White House Budget Director Claims Individual Mandate Is Not a Tax

White House Budget Director Claims Individual Mandate Is Not a Tax
April 5, 2012

Loren Heal

Loren Heal (loren.heal@gmail.com) is a research programmer at the University of Illinois at Urbana-... (read full bio)

In response to questions from lawmakers, acting White House budget director Jeff Zients testified to Congress in March the individual mandate fine in President Obama’s health care law is not a tax, an admission which contradicted the claims the administration made before the U.S. Supreme Court.

According to Galen Institute President Grace-Marie Turner, this is a sign the argument the Department of Justice is making before the Supreme Court is purely a delaying tactic designed to prevent the Court from hearing the case until the mandate is enforced in 2014.

“The Obama administration’s lawyers argued at least 14 times during federal court hearings on ObamaCare that the mandate was a tax.  U.S. District Judge Roger Vinson said that they cannot now claim it is a tax while claiming during the debate over the bill that it was not a tax,” Turner said. “Administration officials are being completely disingenuous about this question—showing that the truth is whatever suits them at the moment.”

Penalty or Tax?

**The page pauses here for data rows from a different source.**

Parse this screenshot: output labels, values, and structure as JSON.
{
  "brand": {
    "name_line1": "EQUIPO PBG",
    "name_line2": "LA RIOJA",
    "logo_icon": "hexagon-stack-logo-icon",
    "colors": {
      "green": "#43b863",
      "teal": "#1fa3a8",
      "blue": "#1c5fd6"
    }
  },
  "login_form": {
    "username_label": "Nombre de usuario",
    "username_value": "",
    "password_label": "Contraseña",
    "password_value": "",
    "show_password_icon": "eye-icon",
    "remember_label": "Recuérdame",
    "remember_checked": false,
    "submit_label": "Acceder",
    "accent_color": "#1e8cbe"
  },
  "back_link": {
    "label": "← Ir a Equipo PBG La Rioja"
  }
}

According to Jonathan Ingram, an attorney and health policy analyst at the Illinois Policy Institute, “Congress went out of its way to call this fine a penalty, not a tax.”

“When they imposed new excise taxes on Cadillac health plans and tanning services, they called them that. The Senate actually rejected the language in the original House bill that called it a tax,” Ingram said. ”The Supreme Court has been clear that it won't give magic to the word ‘tax’. If the purpose is to regulate conduct, it's a penalty and outside the scope of federal taxing power. Penalties are only constitutional when the underlying regulations are themselves constitutional. To date, no federal court has accepted the administration's taxing power argument.”

St. Louis constitutional attorney Susan Herold noted that while there may be little practical difference between a penalty and a tax from an individual citizen’s perspective, there are important legal distinctions.

“From a practical standpoint, there is little difference between a penalty and a tax. If the choice you are given is to purchase a product or pay a fine, there really is little choice, other than determining which will cost you less. Legally speaking, however, there is,” Herold said.  “A tax generally is designed to raise revenue, whereas a penalty is designed to penalize one for violating a law. The administration is characterizing it as a tax so as to contend it falls within the taxing power of the Constitution.”

Ingram agrees, noting President Obama repeatedly denied the mandate was a tax in interviews during the debate over his health care law.

“Taxes are levied for the primary purpose of raising revenues, while penalties are levied to regulate conduct,” Ingram said.

Arguing Both Ways

The Constitution provides for the taxing power in Article I, Section 8, which states, “The Congress shall have Power To lay and collect Taxes … to pay the Debts and provide for the … general Welfare of the United States.”

Herold says the individual mandate does not qualify under this clause, and the courts have to this point agreed with her.

“The 6th and 11th Circuit Court of Appeals have both held that the individual mandate is not a tax,” Herold said.

In U.S. District Court Judge Roger Vinson’s opinion on the case brought by 26 states, currently awaiting hearings before the Supreme Court, the judge specifically rejected the argument the mandate is a tax, noting “there is absolutely no support for that statement in the statute itself.”

“[The health care law] lists seventeen ‘Revenue Offset Provisions’… [and] further includes a section entitled ‘Provisions Relating to Revenue.’ … However, the individual mandate penalty is not listed anywhere in them,” Vinson wrote in his decision.

Herold said the budget director’s response was clearly due to a lack of team discipline.

“The administration is arguing that it is a tax to judges, but that it is not a tax to congressional members,” Herold said. “My suspicion is that Zients simply botched the response. It is interesting that he wasn’t adequately prepped for the question.”

Loren Heal

Loren Heal (loren.heal@gmail.com) is a research programmer at the University of Illinois at Urbana-... (read full bio)